I’m not a person who would usually answer an open request from a stranger on LinkedIn. Yet there I was looking a post from Guy Kawasaki and seriously considering his open call for help reviewing an early copy of Wise Guy, which would be his 15th book.
It was early in 2018, still winter, and I had spent the past three months sitting, literally recovering from foot surgery that left me non-weight bearing (though not non-weight gaining) and restless.
I read the “help wanted” post again and said ‘why not’?
I knew who Guy was in the tech world. Starting at Apple in 1983, popularizing the concept of being an ‘evangelist’ for a company (he is now the Chief Evangelist for Canva) and more importantly for me, I wanted the opportunity to read a book from the eyes of both a potential consumer and an editor. I was writing more and thought this would be a good experience to see things from another perspective and might help me view my own material more critically.
Fun Fact: Guy Kawasaki is named after Guy Lombardo. Years ago, I worked at Labatt’s in London, Ontario, a few blocks from where Guy Lombardo’s childhood home still stands. There is a plaque honoring Lombardo adorning the retail store of the brewery.
A few weeks later there I was, reading through a rough draft of Wise Guy. My gratitude for having said “yes” to this opportunity was immense. Wise Guy isn’t an autobiography, not exactly, but it does relate stories from Guy’s experiences, including how he grew to be a writer. In fact, as I proceeded through the draft, I kept thinking to myself – how incredible is this? I specifically wanted to do this in order to be a better writer and here Guy offers up some of his best lessons learned and resources for becoming a better writer. He evens explains why he always autographs books on a specific page.
Not So Wise Gal
Reviews and markups completed, I sent the file back to Guy. Or I thought I had. Guy responded to my email promptly saying the file was untouched. Turns out this techie wasn’t so tech savvy in this instance and had managed to not track any of the document changes.
There I was, thousands of miles between us, yet cringing and wanting to crawl under a blanket from embarrassment. I went into panic mode. I politely emailed Guy back, thanked him for the opportunity and said I am certain my contributions would be picked up by someone else…lame, I know.
Guy has worked directly for Steve Jobs, a notoriously challenging individual. Do you think he was going to let me off the hook that easily? Of course not. So I went through the document again, focusing on the areas that I recalled wanting to see changes made, double checked to ensure my changes were tracked and sent everything back.
That made it worthwhile. I was doing something I had never done before, felt like I had embarrassed myself and it turns out my amateur efforts were not only appreciated but meaningful.
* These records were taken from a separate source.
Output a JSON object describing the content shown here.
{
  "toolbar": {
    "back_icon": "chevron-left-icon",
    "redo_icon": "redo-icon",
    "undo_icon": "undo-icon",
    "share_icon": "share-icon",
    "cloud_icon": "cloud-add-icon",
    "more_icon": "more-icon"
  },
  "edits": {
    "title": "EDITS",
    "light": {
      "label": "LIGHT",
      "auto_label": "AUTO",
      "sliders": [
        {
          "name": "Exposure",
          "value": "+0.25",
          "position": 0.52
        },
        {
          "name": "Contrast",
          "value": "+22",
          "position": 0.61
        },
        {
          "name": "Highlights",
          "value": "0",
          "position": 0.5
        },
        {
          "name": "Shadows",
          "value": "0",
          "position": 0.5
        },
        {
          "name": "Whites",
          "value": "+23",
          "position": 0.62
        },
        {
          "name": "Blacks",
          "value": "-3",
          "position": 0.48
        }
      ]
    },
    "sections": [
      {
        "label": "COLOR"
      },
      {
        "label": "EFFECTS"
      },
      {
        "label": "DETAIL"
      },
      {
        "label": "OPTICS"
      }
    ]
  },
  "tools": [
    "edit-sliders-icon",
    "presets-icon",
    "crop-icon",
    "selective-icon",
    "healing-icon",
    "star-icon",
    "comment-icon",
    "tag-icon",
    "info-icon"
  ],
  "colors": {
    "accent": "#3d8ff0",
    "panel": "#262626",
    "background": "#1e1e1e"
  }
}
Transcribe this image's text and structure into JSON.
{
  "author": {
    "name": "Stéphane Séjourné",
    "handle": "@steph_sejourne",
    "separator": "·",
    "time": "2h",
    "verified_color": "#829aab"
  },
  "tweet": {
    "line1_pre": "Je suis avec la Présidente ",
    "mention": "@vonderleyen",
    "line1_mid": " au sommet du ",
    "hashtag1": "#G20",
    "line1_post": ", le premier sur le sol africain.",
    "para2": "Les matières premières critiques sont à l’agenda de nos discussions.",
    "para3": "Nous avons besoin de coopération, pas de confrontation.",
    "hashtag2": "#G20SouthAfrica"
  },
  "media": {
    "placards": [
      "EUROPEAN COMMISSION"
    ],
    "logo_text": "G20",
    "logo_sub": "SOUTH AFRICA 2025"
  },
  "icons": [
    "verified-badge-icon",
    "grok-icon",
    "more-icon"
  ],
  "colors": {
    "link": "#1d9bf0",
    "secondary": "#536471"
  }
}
Before I continue with what happened next – a few reasons to buy your copy of Wise Guy:
This is Guy’s most personal book to date yet it is not a straightforward autobiography. Guy presents the insights he gained from life, business and the people around him, and shares them through a series of candid stories. Some of his insights include:
· Re-evaluate your sense of self-importance. Guy has been mistaken for Jackie Chan and the Rich Dad Poor Dad guy so often - sometimes he just goes along with it
· By taking up and discovering a joy for surfing at the age of 62, he proves you can discover a new passion at any age but “younger is easier”
· Knowing your audience. A single sentence spoken to Steve Jobs nearly ended his career at Apple
If you want to reminisce about the early days of Apple, buy the book. If you want to read about personal and professional growth with huge helpings of humility, buy the book. Seriously, just go buy it!
Fast forward one year.
In February of 2019 Wise Guy was released in hardcover. I received an autographed copy in the mail, along with a ‘mahalo’ cookie cutter and a package of butter cookies. Cookies! This man really does know his audience.
I had spent a few hours proofing a book. During that time I learned more than just the ‘wise guy lessons’ contained within its pages. It gave me an opportunity to look at the structure of a story, to learn how a non-writer got started and how to avoid being ripped-off in the speaking business (another thing I do and am now better prepared for). The experience was a reminder that following our curious nature and stretching our horizons can be rewarding.
Between the time I proofed the early draft of Wise Guy and its release, I became a freelance writer and I have a greater appreciation for the work editors do. Mine will be cringing right now as she reads this since I am using two spaces after a period – that is just NOT allowed for print publication. (My blog, my rules!)
The Wise Guy experience came full circle for me at the end of March 2019. I was staring at my own name on a book, having become a published author, an opportunity that seemed far-fetched when I first responded to Guy’s post.
I applied some of his guidance about writing to the story and had leveraged a few trusted friends as ‘proofers’ before submitting my work to the editor. I also don’t have to guess which page to sign (thanks Guy!). All in all, some pretty wonderful opportunities came from answering what was essentially a random help wanted ad on LinkedIn.
That’s my Wise Guy story…so far
Glendalynn Dixon guides business transformations focused on data strategy, leadership & change management. She is a bestselling author, speaker and mentor who champions women in technology and uses stories from her wild ride of a life to challenge preconceived notions. Glendalynn shares the story of finding her voice to create change in Carpe Diem